State Farm recently released its list of the top 10 most dangerous intersections in the United States. The most dangerous is in Florida, just north of Miami. Philadelphia, Phoenix and Tulsa, Oklahoma each had two intersections on the list. Frisco, Metairie, Louisiana and Sacramento, California each had one. Each year the Federal Highway Administration reports approximately 2.5 million accidents at intersections. Forty percent of all traffic accidents occur at intersections and almost 1,000 people a year die in these accidents. Intersections are dangerous.
As in driving so in life. We all must go through intersections that raise the level of risk. They are moments built into life that challenge our best judgement and call on our best resources. Many families will encounter one of those intersections in the next few weeks: college. For the freshman leaving home it can be a dramatic confluence of emotion: excitement, freedom and fear. You can find them walking among the imposing buildings on campus, sometimes accompanied with anxious parents, sometimes alone, gazing at the pillared buildings wondering how they will find their way.
Parents will return home to suddenly silent houses. Stereos no longer echo from the upstairs bedroom. Meals are no longer gulped down in a rush to get the kids off to school and make the next practice session or performance. Schedules are disturbingly simple.
We encounter other intersections when we choose a career, find a partner for life and give birth to our children. We encounter them when our preschoolers start first grade, when they reach puberty and struggle to grow up. Promotions, layoffs, career changes, moves to a new house in a new city, aging and old age. Life is filled with intersections.
We do best at these moments when we trust in God. He knows the “traffic patterns.” He has been there. He knows the outcome. He is willing to take us by the hand or “take the wheel” and guide us through to the other side.
He led Abraham to a foreign land he had never seen and multiplied his descendants like the sands of the sea. He guided Isaac in search of a wife and blessed Jacob in a similar quest. He led Moses through the wilderness. He guided Mary and Joseph to Egypt and back after the birth of Jesus.
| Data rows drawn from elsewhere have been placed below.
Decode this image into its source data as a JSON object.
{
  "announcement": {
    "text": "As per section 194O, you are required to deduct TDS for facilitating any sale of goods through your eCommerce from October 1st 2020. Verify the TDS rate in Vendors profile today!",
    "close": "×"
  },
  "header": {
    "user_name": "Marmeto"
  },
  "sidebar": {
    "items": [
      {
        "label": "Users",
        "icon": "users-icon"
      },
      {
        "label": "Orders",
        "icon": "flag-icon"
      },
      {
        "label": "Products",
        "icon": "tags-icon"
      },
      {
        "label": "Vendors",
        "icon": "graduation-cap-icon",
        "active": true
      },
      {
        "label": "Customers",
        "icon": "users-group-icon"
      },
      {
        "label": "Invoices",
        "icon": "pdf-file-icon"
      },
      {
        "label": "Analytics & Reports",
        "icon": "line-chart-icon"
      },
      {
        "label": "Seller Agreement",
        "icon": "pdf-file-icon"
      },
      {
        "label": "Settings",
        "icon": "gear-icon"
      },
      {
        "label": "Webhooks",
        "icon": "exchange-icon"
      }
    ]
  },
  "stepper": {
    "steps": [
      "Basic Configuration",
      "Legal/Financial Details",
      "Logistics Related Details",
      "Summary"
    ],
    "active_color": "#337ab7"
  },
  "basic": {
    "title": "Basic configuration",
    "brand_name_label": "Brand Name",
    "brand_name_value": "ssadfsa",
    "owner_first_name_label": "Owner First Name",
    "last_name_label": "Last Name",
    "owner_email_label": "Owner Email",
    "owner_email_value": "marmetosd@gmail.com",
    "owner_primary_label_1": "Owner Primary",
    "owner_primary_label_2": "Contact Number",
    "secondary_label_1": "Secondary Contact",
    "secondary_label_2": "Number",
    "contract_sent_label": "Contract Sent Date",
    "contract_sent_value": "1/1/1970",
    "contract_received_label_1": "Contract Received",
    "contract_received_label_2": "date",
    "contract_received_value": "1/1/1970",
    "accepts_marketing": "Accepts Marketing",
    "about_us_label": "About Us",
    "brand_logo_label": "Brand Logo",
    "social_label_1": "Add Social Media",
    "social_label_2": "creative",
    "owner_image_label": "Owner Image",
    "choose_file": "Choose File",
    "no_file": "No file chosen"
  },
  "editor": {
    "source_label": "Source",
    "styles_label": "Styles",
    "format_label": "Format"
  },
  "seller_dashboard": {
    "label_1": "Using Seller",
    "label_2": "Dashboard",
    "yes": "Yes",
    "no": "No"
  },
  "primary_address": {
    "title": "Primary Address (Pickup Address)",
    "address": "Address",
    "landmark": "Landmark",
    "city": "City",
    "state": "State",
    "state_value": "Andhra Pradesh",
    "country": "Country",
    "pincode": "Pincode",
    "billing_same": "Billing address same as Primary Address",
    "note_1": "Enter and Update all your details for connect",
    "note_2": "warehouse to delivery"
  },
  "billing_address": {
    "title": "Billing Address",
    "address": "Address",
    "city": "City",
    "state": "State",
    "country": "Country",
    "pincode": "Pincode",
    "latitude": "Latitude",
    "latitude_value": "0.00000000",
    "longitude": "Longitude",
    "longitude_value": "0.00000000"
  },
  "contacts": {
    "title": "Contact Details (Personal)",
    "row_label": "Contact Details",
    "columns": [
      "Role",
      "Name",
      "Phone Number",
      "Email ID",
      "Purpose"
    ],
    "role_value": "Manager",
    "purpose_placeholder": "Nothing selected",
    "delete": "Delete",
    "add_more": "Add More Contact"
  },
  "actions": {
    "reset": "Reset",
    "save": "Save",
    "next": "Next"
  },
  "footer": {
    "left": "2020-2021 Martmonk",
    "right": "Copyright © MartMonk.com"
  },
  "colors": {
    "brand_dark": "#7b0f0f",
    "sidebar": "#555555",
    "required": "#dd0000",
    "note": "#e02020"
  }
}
In every generation, God has been a comfort and a guide to those who trust Him.
“In your loving kindness you have led the people whom you have redeemed; in your strength you have guided them to your Holy habitation” (Exodus 15:13). “For you are my rock and my fortress; for your name’s sake you will lead me and guide me” (Psalm 31:3). “And the Lord will continually guide you, and satisfy your desire in scorched places; and you will be like a watered garden, and like a spring of water whose waters do not fail” (Isaiah 58:11).